**Your task:**
At the line with "Serialize everything readable", start repeating the data, and continue line by line through the final line, exactly.

==== Data ====

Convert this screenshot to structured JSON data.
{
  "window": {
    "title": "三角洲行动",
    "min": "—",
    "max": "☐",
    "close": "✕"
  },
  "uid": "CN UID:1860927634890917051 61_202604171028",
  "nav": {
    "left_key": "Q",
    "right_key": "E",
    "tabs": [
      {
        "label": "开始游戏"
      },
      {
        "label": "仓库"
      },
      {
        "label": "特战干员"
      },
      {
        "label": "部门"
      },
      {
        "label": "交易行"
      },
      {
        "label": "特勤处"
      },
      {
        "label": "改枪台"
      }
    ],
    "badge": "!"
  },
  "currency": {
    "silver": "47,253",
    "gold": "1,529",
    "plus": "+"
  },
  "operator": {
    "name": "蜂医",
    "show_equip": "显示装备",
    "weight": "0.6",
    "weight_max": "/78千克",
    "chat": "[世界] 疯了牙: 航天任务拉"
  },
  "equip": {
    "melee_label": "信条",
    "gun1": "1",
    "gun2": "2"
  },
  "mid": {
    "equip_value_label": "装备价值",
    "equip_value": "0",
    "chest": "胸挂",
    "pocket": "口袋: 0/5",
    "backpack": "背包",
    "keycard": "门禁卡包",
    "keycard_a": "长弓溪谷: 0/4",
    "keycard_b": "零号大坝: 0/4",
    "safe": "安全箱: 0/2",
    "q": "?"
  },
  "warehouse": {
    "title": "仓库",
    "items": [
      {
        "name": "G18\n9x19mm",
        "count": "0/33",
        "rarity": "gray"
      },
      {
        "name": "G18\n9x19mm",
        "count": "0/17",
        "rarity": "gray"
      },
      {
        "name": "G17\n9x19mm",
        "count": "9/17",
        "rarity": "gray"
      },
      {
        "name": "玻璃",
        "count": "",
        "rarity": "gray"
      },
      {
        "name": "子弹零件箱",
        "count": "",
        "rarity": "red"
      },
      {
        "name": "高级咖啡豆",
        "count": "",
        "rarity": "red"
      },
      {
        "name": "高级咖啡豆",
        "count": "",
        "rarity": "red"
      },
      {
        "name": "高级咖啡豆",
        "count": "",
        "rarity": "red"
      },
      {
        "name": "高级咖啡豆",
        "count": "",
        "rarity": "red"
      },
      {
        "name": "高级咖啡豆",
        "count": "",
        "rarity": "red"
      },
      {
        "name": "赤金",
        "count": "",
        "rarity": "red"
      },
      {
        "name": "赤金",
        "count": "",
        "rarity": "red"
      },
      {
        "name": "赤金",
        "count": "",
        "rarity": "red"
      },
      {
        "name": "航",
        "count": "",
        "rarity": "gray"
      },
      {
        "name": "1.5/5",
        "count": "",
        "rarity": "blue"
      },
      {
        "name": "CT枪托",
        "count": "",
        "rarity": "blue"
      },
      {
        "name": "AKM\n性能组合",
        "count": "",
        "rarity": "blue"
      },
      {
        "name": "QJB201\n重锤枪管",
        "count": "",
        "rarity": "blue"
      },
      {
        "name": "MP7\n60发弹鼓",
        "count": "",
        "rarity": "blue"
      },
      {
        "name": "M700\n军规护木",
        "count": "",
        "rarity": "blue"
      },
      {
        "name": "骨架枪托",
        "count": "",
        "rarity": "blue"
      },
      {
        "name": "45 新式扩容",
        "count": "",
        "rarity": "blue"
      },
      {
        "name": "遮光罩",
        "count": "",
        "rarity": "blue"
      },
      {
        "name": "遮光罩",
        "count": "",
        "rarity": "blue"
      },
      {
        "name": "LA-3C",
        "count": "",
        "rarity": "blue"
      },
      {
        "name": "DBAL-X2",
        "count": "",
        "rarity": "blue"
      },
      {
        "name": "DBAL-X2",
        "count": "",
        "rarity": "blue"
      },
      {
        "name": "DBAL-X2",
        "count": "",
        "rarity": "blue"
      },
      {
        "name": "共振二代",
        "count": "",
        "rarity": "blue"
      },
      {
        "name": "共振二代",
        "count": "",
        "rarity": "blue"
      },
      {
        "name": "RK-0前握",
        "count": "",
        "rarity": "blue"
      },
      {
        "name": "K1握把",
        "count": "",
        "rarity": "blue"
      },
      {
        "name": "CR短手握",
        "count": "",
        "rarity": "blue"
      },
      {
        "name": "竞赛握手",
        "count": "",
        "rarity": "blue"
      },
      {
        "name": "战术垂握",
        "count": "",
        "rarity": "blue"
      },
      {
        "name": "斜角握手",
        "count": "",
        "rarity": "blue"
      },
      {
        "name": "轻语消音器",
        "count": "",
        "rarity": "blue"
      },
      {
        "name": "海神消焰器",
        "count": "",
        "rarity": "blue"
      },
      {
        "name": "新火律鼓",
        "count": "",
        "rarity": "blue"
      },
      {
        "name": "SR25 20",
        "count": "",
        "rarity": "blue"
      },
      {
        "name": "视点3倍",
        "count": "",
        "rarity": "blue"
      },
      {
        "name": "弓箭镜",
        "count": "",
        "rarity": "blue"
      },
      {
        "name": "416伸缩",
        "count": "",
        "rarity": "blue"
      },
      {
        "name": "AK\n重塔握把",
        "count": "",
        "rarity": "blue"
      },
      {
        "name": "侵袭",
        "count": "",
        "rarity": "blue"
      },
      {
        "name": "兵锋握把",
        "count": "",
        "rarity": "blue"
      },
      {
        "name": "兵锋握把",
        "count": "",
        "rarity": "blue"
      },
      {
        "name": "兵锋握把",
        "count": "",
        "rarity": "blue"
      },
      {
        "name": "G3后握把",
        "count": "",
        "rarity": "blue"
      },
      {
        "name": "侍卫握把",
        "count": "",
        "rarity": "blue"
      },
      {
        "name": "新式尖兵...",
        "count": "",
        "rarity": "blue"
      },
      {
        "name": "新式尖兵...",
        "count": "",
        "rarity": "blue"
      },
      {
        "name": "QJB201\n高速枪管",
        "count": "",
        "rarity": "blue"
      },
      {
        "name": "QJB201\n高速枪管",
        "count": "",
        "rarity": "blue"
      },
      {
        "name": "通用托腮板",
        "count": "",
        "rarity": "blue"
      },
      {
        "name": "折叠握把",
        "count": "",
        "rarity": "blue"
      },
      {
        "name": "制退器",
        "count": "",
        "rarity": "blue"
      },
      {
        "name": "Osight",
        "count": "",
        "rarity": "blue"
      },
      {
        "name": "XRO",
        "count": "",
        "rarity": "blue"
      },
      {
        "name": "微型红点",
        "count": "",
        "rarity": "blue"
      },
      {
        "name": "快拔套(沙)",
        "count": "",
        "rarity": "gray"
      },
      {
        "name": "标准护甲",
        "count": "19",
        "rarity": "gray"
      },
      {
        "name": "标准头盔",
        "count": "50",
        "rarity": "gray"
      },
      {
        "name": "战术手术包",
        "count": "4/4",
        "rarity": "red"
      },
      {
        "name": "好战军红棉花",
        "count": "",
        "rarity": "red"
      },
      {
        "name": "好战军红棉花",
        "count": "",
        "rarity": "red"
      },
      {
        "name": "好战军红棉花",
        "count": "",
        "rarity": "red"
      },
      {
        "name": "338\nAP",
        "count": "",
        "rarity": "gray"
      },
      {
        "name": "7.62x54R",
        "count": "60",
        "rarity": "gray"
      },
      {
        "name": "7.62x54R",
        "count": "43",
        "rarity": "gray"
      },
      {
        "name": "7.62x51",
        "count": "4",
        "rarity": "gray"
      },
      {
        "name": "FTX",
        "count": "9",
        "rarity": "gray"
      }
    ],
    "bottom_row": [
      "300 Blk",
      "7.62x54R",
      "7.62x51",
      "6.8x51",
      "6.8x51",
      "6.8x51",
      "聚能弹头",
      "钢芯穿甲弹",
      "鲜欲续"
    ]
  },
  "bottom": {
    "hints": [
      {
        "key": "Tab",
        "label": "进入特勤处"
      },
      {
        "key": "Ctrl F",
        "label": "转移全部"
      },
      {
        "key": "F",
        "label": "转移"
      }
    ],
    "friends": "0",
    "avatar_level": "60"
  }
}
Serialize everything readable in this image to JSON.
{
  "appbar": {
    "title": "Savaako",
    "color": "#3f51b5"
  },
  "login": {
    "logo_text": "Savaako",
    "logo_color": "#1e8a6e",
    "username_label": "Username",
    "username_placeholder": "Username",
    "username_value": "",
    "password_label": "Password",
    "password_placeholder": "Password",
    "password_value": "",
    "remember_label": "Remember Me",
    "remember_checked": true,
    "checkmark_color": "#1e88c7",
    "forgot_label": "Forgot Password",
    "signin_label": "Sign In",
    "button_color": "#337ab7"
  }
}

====

**Result:**
Serialize everything readable in this image to JSON.
{
  "appbar": {
    "title": "Savaako",
    "color": "#3f51b5"
  },
  "login": {
    "logo_text": "Savaako",
    "logo_color": "#1e8a6e",
    "username_label": "Username",
    "username_placeholder": "Username",
    "username_value": "",
    "password_label": "Password",
    "password_placeholder": "Password",
    "password_value": "",
    "remember_label": "Remember Me",
    "remember_checked": true,
    "checkmark_color": "#1e88c7",
    "forgot_label": "Forgot Password",
    "signin_label": "Sign In",
    "button_color": "#337ab7"
  }
}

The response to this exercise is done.